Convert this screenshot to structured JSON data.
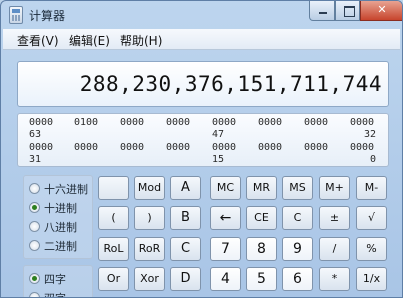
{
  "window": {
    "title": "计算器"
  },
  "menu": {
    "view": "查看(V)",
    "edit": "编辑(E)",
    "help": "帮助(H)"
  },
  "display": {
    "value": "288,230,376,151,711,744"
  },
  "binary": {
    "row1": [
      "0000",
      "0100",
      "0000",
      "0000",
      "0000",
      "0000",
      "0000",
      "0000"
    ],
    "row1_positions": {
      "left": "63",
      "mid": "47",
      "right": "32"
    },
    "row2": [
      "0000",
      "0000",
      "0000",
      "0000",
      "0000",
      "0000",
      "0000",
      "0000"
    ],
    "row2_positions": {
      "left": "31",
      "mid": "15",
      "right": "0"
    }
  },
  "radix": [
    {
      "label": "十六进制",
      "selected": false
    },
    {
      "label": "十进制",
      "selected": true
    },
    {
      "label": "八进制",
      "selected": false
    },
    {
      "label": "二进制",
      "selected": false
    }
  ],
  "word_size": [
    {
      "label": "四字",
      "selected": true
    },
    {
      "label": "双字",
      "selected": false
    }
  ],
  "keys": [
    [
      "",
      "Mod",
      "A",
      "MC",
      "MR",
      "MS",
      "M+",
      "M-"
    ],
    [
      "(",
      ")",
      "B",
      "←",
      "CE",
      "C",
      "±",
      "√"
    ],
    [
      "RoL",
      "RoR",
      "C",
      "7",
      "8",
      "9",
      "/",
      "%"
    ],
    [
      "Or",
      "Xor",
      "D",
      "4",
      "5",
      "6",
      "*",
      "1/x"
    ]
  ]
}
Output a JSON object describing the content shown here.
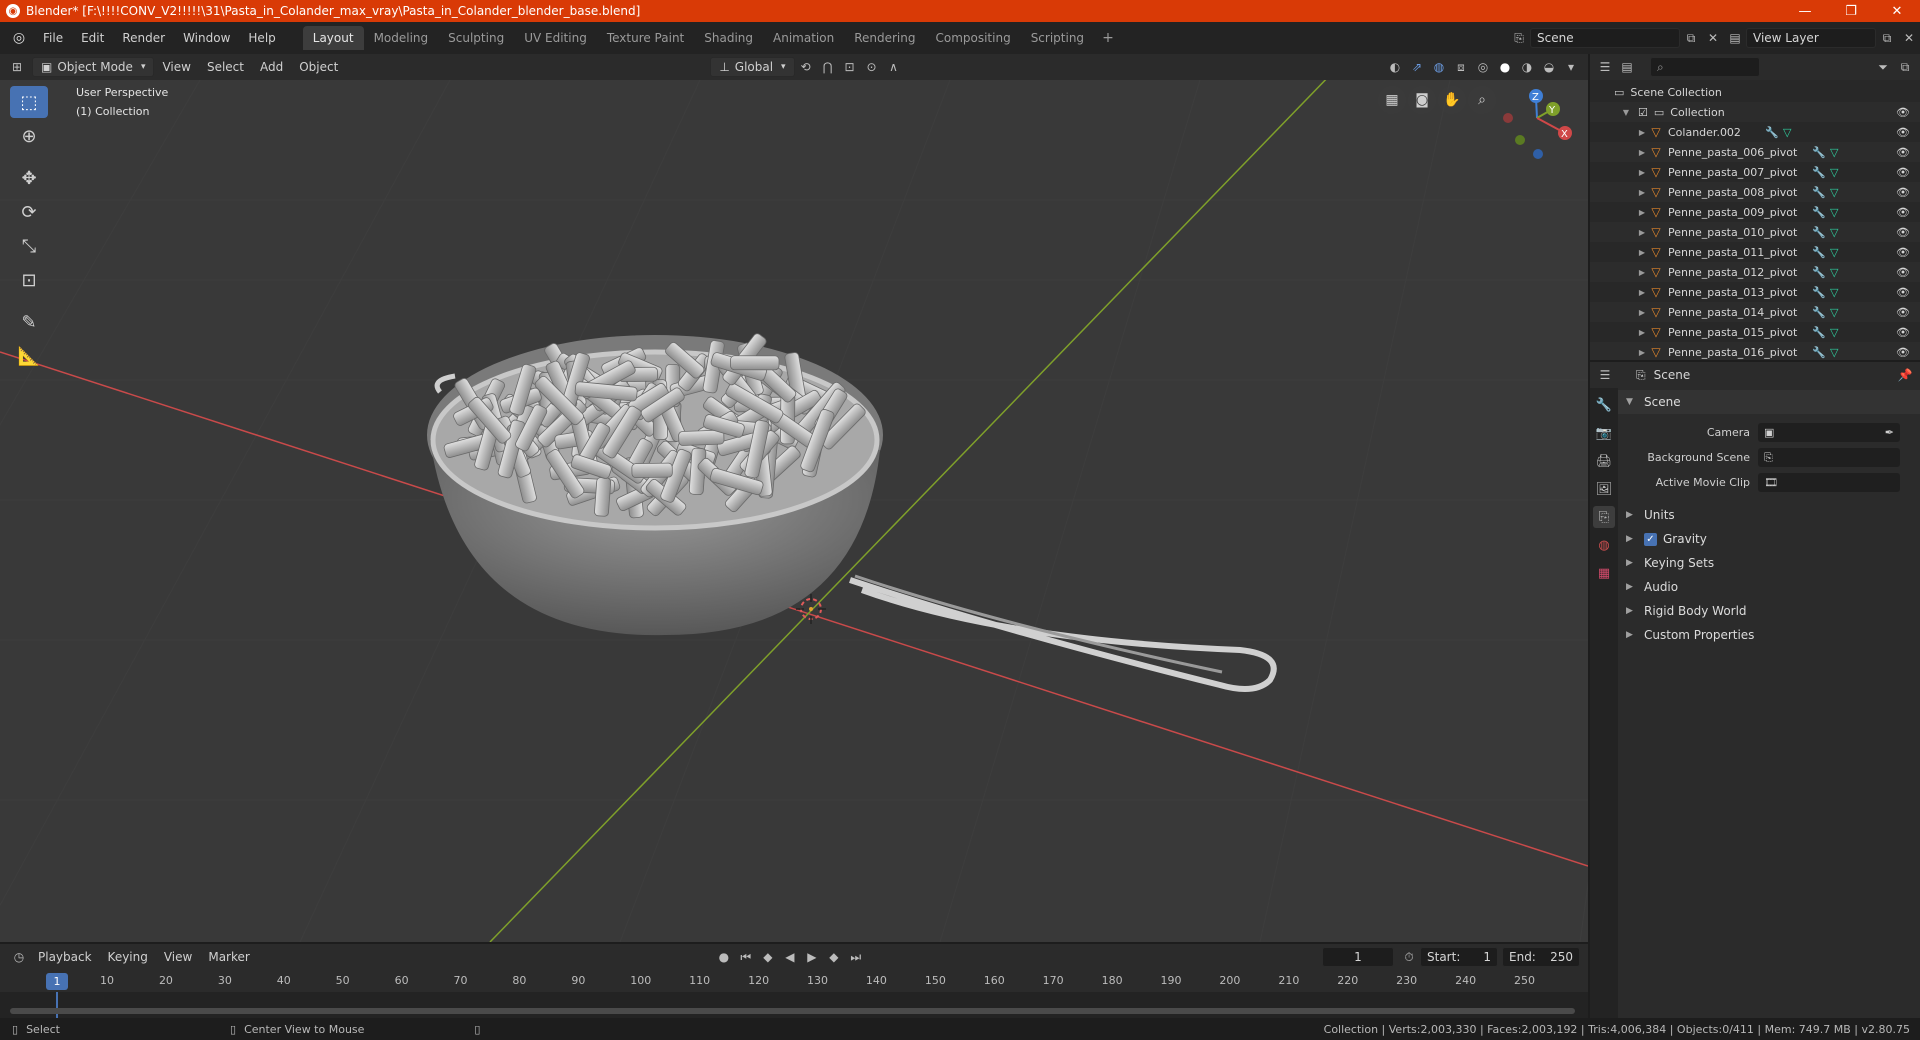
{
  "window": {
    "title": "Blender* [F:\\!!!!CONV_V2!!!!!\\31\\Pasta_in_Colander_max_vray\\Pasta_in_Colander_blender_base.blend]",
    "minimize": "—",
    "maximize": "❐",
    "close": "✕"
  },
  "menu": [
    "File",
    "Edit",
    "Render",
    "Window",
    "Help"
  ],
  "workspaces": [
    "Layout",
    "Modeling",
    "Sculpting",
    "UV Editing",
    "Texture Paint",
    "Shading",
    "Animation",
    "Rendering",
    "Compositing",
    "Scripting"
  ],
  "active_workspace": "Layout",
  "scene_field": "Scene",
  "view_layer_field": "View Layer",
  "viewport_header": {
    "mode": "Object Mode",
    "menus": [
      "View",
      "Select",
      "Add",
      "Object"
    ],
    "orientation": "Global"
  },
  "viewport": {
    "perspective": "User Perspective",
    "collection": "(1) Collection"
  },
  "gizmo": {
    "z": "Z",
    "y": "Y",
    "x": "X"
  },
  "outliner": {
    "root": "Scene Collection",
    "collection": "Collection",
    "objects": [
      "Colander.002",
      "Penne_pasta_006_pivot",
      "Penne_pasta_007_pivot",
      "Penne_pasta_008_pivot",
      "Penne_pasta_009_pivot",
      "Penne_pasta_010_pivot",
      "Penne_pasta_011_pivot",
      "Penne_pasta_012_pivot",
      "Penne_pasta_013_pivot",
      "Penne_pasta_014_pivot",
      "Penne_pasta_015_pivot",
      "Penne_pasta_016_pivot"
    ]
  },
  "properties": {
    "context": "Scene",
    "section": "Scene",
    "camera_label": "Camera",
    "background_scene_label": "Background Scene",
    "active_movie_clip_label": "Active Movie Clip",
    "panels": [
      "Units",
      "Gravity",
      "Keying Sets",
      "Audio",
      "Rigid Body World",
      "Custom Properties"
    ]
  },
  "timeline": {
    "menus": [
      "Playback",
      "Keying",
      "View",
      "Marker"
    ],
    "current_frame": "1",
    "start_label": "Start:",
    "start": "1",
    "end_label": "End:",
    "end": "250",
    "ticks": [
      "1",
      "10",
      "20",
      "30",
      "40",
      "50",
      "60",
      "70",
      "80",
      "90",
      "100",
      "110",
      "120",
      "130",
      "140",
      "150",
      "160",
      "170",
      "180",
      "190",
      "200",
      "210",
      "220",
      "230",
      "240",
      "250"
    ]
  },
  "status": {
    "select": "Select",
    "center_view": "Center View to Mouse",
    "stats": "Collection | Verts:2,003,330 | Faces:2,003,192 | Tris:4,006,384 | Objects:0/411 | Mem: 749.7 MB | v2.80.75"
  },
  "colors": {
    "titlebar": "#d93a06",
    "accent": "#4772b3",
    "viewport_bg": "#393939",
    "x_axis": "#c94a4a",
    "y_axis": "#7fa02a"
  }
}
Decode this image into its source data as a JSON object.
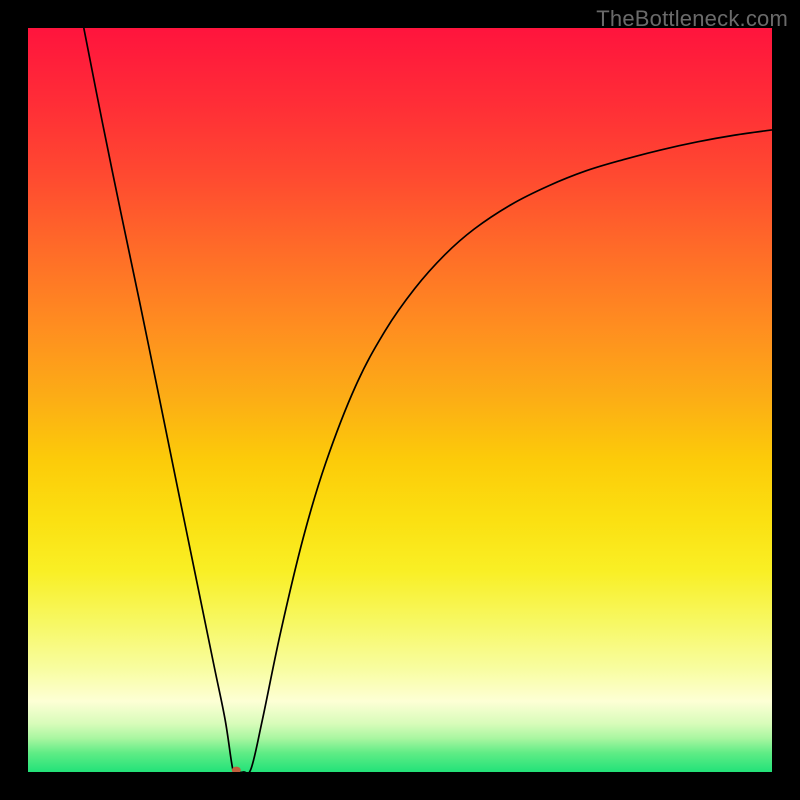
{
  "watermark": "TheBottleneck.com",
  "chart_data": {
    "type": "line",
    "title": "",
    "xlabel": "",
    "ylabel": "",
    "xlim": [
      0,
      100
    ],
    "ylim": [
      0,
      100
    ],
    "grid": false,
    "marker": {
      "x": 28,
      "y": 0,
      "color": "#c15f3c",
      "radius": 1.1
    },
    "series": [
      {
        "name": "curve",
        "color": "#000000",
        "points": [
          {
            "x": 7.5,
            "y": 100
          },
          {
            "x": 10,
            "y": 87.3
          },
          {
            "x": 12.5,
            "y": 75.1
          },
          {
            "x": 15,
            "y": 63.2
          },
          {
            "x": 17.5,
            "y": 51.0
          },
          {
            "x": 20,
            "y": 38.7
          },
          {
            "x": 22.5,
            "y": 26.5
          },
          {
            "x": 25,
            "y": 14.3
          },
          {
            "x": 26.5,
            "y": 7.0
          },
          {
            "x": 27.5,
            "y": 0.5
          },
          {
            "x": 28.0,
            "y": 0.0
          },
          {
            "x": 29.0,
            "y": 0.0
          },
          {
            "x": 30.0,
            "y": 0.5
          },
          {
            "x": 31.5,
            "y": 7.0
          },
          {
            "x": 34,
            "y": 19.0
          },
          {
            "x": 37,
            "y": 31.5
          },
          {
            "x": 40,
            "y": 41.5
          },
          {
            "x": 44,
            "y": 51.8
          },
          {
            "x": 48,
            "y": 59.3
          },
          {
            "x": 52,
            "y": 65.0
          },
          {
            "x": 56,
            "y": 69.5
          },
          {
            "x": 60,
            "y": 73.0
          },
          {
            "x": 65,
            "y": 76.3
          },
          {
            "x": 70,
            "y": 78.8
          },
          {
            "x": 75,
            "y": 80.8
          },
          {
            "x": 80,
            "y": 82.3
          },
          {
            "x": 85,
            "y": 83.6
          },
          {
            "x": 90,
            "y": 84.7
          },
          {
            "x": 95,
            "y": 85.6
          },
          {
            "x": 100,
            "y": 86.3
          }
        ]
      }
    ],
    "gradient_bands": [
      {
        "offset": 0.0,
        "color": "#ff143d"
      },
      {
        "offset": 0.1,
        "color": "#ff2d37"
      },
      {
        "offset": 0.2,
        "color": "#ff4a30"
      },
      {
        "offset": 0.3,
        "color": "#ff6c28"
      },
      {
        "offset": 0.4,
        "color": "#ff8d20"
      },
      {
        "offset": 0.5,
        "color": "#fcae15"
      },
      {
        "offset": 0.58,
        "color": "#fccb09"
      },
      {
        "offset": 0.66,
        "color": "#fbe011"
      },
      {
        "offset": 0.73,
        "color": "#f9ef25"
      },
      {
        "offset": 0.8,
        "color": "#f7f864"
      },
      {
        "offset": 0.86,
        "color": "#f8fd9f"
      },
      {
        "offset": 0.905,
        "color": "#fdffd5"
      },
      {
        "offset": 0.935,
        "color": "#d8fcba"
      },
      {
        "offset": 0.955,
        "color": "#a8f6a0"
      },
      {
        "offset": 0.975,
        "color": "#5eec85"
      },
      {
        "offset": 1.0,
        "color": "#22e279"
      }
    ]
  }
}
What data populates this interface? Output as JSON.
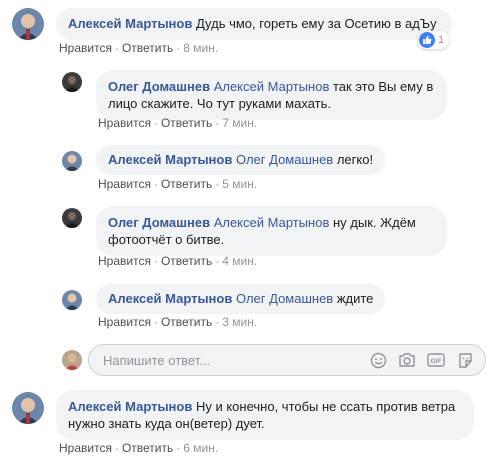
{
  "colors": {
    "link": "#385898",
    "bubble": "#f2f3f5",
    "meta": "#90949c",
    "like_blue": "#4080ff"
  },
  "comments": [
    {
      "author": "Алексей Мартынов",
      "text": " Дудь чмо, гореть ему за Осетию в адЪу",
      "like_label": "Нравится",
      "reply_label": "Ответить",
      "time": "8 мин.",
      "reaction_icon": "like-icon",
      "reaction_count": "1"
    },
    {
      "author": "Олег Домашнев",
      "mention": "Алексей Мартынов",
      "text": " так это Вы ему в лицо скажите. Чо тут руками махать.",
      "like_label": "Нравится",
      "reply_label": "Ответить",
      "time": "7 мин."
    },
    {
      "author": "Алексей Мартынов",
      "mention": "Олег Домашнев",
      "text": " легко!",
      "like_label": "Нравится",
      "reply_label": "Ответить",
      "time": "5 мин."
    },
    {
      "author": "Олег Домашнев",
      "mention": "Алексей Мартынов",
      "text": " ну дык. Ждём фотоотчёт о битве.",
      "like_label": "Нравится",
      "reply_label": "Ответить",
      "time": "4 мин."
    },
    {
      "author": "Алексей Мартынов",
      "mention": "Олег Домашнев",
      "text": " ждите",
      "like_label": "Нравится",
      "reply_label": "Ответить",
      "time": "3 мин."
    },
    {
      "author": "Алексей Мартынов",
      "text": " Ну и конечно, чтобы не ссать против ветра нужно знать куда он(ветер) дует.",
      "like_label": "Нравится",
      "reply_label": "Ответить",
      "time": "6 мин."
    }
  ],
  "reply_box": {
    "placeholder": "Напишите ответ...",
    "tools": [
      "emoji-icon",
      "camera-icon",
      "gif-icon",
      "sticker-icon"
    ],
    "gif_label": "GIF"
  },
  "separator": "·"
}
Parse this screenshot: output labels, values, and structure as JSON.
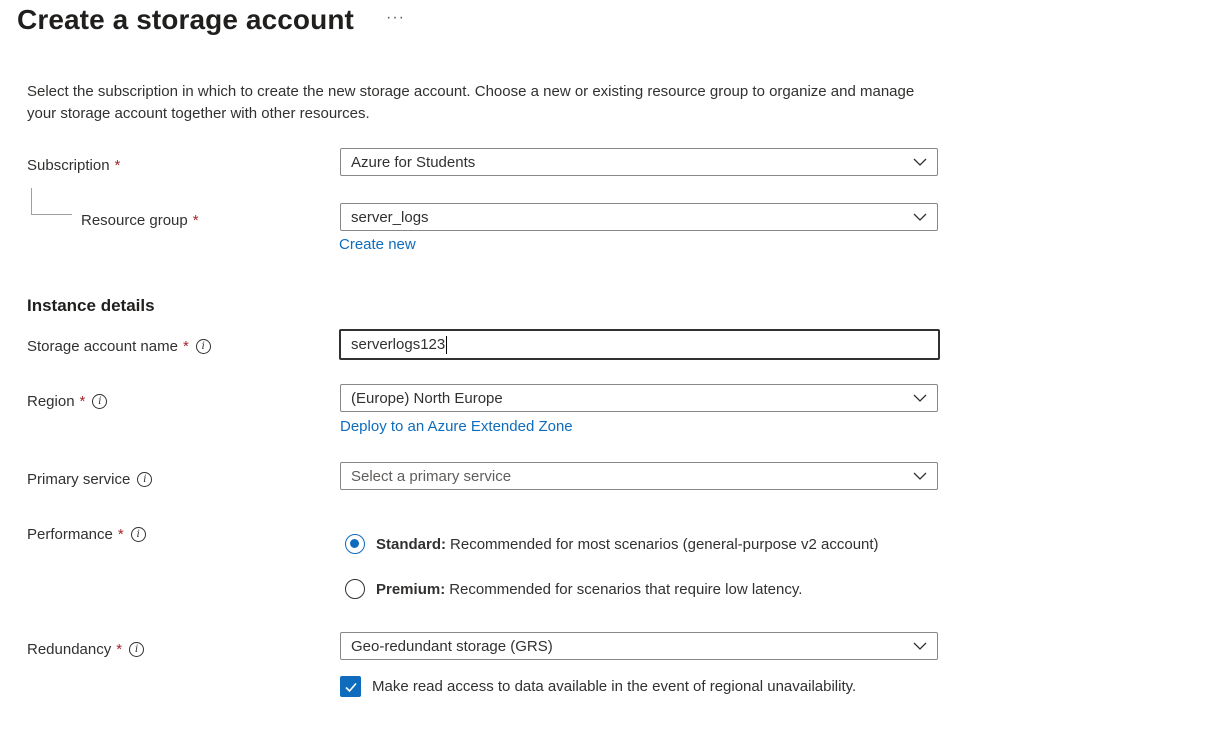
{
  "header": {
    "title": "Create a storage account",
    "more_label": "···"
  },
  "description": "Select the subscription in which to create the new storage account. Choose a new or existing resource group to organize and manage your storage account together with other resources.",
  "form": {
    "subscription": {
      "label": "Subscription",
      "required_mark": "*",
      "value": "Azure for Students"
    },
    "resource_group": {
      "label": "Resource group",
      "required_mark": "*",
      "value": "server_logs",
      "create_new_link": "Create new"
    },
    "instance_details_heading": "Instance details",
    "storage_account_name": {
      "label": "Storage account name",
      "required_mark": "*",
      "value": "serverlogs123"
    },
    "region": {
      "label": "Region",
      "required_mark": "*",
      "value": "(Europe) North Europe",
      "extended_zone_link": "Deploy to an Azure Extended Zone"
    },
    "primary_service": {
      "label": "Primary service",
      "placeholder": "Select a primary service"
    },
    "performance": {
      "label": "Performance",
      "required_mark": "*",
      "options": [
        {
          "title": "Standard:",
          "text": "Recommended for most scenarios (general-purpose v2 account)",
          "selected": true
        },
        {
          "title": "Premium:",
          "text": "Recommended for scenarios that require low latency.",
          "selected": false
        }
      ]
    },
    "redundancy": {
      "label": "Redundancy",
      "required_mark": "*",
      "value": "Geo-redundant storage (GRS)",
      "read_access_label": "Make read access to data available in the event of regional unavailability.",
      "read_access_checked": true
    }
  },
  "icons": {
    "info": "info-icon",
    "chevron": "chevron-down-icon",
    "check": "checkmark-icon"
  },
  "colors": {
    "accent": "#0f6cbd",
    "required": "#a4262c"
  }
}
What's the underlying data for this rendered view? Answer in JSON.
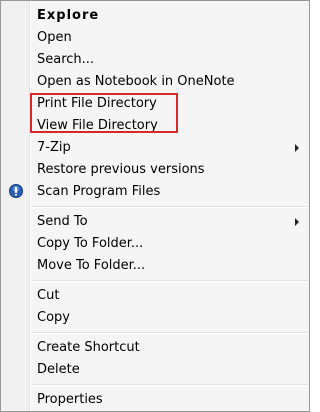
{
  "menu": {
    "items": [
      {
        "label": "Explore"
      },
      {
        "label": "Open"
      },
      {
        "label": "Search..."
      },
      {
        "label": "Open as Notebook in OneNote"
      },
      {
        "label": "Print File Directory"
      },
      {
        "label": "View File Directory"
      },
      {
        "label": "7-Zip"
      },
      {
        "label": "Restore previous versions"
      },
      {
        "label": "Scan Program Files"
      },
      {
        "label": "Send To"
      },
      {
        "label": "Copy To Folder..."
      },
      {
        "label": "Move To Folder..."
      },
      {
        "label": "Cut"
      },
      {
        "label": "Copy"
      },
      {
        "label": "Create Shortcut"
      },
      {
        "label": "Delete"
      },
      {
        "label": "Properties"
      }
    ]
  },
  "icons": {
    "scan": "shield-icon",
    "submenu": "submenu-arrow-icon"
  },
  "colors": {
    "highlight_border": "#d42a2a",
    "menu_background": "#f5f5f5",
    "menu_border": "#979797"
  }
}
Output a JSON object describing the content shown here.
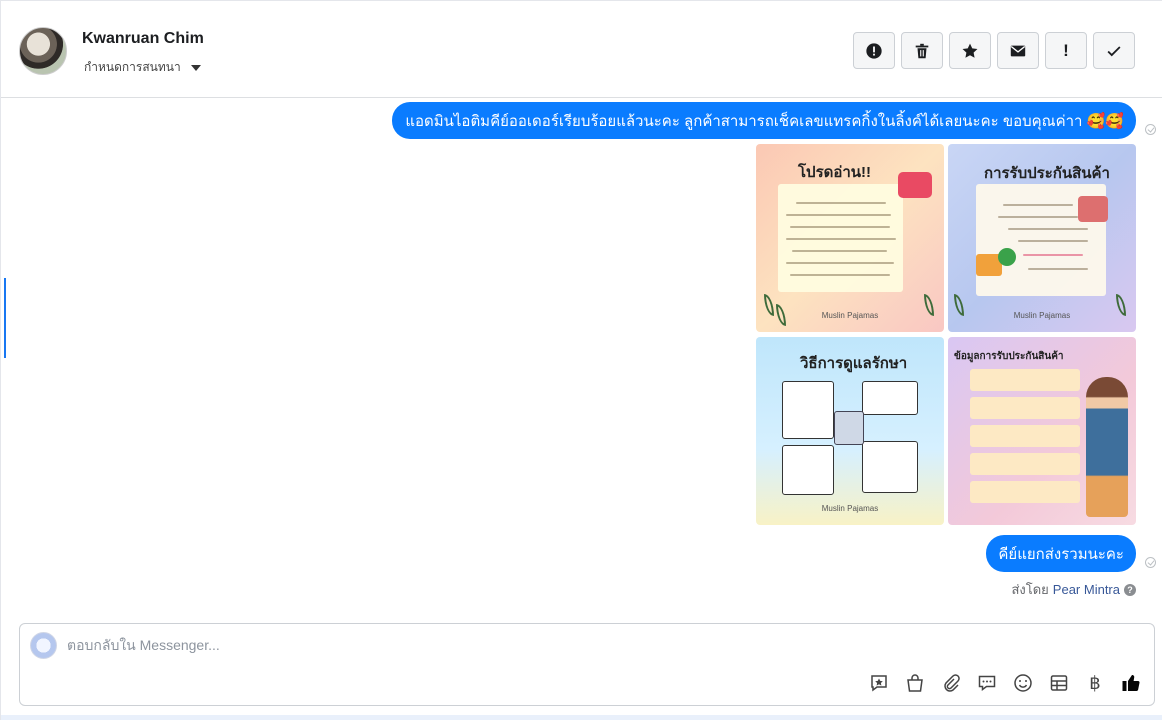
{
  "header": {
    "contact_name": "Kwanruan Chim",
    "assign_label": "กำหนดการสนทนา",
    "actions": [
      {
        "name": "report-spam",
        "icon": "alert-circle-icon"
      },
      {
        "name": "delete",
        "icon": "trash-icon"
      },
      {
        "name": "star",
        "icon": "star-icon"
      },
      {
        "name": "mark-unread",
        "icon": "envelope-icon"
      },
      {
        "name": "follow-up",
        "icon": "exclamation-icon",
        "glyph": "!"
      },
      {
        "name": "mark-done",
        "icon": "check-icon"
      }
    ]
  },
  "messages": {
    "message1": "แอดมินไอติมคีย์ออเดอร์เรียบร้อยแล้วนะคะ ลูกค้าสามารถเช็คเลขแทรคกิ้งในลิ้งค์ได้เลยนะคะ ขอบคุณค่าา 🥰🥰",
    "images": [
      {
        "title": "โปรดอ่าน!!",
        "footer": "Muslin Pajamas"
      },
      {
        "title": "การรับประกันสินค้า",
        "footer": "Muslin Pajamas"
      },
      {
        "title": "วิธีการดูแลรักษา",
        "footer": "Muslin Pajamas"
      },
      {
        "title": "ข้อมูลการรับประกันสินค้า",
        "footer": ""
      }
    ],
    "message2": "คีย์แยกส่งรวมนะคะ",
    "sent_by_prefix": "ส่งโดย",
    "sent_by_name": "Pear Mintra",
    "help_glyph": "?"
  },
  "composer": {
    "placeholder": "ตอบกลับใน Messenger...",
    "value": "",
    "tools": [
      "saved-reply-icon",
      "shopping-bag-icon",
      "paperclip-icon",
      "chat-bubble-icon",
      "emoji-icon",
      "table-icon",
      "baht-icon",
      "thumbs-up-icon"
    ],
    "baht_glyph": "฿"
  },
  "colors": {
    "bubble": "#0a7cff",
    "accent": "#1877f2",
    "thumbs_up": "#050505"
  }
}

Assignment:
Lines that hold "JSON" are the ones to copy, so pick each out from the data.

Answer to this task:
Convert this screenshot to structured JSON data.
Output a JSON object describing the content shown here.
Decode this image into its source data as a JSON object.
What data populates this interface? Output as JSON.
Parse this screenshot: output labels, values, and structure as JSON.
What's the underlying data for this rendered view? Answer in JSON.
Output a JSON object describing the content shown here.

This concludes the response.